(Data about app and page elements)

+++++

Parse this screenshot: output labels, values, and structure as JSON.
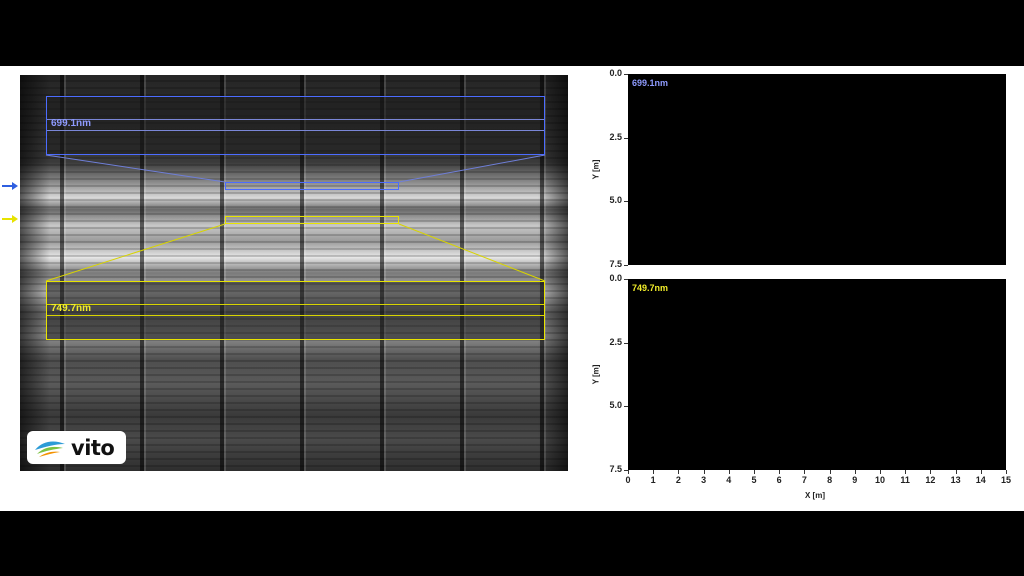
{
  "left_image": {
    "blue_band_label": "699.1nm",
    "yellow_band_label": "749.7nm",
    "logo_text": "vito",
    "colors": {
      "blue": "#4c6cff",
      "yellow": "#e7e300"
    }
  },
  "plots": {
    "top": {
      "band_label": "699.1nm"
    },
    "bottom": {
      "band_label": "749.7nm"
    },
    "y_label": "Y [m]",
    "x_label": "X [m]",
    "y_ticks": [
      "0.0",
      "2.5",
      "5.0",
      "7.5"
    ],
    "x_ticks": [
      "0",
      "1",
      "2",
      "3",
      "4",
      "5",
      "6",
      "7",
      "8",
      "9",
      "10",
      "11",
      "12",
      "13",
      "14",
      "15"
    ]
  }
}
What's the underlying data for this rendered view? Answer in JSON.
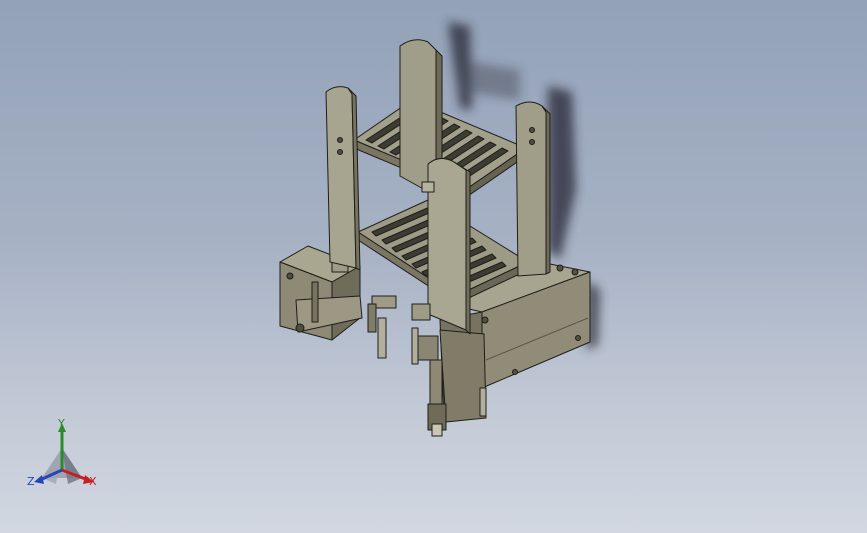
{
  "viewport": {
    "background_top": "#93a2b8",
    "background_bottom": "#d2d7e1"
  },
  "model": {
    "face_light": "#a9a691",
    "face_mid": "#8f8b76",
    "face_dark": "#6d6a59",
    "edge": "#1e1e1a",
    "shadow": "#222530"
  },
  "triad": {
    "x_label": "X",
    "y_label": "Y",
    "z_label": "Z",
    "x_color": "#c42020",
    "y_color": "#2d8a2d",
    "z_color": "#2545b8"
  }
}
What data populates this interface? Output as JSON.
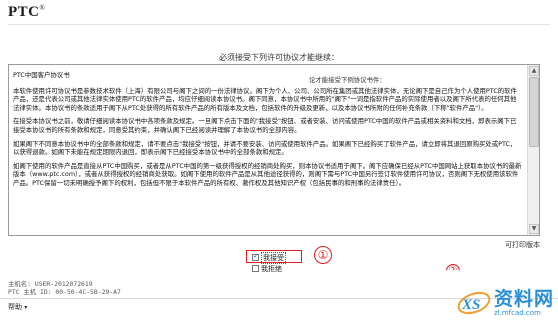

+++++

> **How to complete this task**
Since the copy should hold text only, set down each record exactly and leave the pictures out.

> **Answer to the exercise**
Parse this screenshot: output labels, values, and structure as JSON.
{
  "left_image": {
    "blue_band_label": "699.1nm",
    "yellow_band_label": "749.7nm",
    "logo_text": "vito",
    "colors": {
      "blue": "#4c6cff",
      "yellow": "#e7e300"
    }
  },
  "plots": {
    "top": {
      "band_label": "699.1nm"
    },
    "bottom": {
      "band_label": "749.7nm"
    },
    "y_label": "Y [m]",
    "x_label": "X [m]",
    "y_ticks": [
      "0.0",
      "2.5",
      "5.0",
      "7.5"
    ],
    "x_ticks": [
      "0",
      "1",
      "2",
      "3",
      "4",
      "5",
      "6",
      "7",
      "8",
      "9",
      "10",
      "11",
      "12",
      "13",
      "14",
      "15"
    ]
  }
}
What's the underlying data for this rendered view? Answer in JSON.
{
  "viewport": {
    "background_top": "#93a2b8",
    "background_bottom": "#d2d7e1"
  },
  "model": {
    "face_light": "#a9a691",
    "face_mid": "#8f8b76",
    "face_dark": "#6d6a59",
    "edge": "#1e1e1a",
    "shadow": "#222530"
  },
  "triad": {
    "x_label": "X",
    "y_label": "Y",
    "z_label": "Z",
    "x_color": "#c42020",
    "y_color": "#2d8a2d",
    "z_color": "#2545b8"
  }
}
What data populates this interface? Output as JSON.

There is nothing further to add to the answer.